Task brief ▸ Filter the material below down to the lines with the word "this" and give those lines.

Exercise materials ▸
===============

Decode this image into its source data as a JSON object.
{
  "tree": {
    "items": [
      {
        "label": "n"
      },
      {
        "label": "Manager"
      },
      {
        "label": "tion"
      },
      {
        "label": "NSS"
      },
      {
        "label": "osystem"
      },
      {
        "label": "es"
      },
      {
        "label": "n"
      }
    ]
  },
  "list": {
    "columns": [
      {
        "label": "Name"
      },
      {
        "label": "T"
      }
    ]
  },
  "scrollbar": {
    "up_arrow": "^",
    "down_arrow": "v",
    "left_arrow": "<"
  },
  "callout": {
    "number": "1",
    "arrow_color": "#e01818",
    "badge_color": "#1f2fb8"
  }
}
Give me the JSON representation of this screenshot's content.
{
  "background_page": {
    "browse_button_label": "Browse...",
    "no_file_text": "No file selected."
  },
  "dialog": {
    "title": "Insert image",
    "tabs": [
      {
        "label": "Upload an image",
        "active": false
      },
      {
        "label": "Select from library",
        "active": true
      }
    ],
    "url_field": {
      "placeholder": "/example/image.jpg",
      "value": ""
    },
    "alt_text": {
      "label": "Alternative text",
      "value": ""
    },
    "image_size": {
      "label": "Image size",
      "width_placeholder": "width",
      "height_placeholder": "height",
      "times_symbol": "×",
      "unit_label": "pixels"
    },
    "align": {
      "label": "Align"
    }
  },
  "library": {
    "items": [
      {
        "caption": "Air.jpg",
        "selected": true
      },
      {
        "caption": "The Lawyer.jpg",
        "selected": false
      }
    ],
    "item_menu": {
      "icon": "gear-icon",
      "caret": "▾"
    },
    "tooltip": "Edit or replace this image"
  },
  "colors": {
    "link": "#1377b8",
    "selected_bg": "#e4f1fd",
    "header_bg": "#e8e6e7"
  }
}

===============

Output below ▸
Decode this image into its source data as a JSON object.
Give me the JSON representation of this screenshot's content.
    "tooltip": "Edit or replace this image"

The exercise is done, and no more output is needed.